# ABOUT THIS TASK
Nothing but the entries, copied exactly, should appear in the response.

*** Opening of DATA PROVIDED ***

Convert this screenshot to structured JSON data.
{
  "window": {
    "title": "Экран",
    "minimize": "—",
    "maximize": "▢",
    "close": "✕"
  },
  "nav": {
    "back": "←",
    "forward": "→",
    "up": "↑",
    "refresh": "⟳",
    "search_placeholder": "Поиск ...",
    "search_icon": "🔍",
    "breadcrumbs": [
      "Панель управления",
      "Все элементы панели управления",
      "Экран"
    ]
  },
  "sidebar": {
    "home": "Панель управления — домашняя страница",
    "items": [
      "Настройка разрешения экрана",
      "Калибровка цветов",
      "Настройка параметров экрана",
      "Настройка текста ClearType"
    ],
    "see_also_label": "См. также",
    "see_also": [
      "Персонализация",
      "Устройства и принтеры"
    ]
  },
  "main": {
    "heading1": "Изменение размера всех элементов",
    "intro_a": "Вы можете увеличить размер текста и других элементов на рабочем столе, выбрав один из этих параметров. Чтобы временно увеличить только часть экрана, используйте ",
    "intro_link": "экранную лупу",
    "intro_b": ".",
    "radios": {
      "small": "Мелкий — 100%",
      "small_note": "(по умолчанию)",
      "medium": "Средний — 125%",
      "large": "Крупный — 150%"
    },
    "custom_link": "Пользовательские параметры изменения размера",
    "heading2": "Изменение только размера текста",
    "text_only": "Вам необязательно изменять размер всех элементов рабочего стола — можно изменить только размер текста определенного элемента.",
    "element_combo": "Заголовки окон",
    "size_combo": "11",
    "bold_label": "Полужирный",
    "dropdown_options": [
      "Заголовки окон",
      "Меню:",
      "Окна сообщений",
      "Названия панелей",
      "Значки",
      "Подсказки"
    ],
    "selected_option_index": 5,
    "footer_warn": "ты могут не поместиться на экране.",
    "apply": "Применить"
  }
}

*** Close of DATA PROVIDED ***

# SOLUTION TO THIS PROBLEM
Convert this screenshot to structured JSON data.
{
  "window": {
    "title": "Экран",
    "minimize": "—",
    "maximize": "▢",
    "close": "✕"
  },
  "nav": {
    "back": "←",
    "forward": "→",
    "up": "↑",
    "refresh": "⟳",
    "search_placeholder": "Поиск ...",
    "search_icon": "🔍",
    "breadcrumbs": [
      "Панель управления",
      "Все элементы панели управления",
      "Экран"
    ]
  },
  "sidebar": {
    "home": "Панель управления — домашняя страница",
    "items": [
      "Настройка разрешения экрана",
      "Калибровка цветов",
      "Настройка параметров экрана",
      "Настройка текста ClearType"
    ],
    "see_also_label": "См. также",
    "see_also": [
      "Персонализация",
      "Устройства и принтеры"
    ]
  },
  "main": {
    "heading1": "Изменение размера всех элементов",
    "intro_a": "Вы можете увеличить размер текста и других элементов на рабочем столе, выбрав один из этих параметров. Чтобы временно увеличить только часть экрана, используйте ",
    "intro_link": "экранную лупу",
    "intro_b": ".",
    "radios": {
      "small": "Мелкий — 100%",
      "small_note": "(по умолчанию)",
      "medium": "Средний — 125%",
      "large": "Крупный — 150%"
    },
    "custom_link": "Пользовательские параметры изменения размера",
    "heading2": "Изменение только размера текста",
    "text_only": "Вам необязательно изменять размер всех элементов рабочего стола — можно изменить только размер текста определенного элемента.",
    "element_combo": "Заголовки окон",
    "size_combo": "11",
    "bold_label": "Полужирный",
    "dropdown_options": [
      "Заголовки окон",
      "Меню:",
      "Окна сообщений",
      "Названия панелей",
      "Значки",
      "Подсказки"
    ],
    "selected_option_index": 5,
    "footer_warn": "ты могут не поместиться на экране.",
    "apply": "Применить"
  }
}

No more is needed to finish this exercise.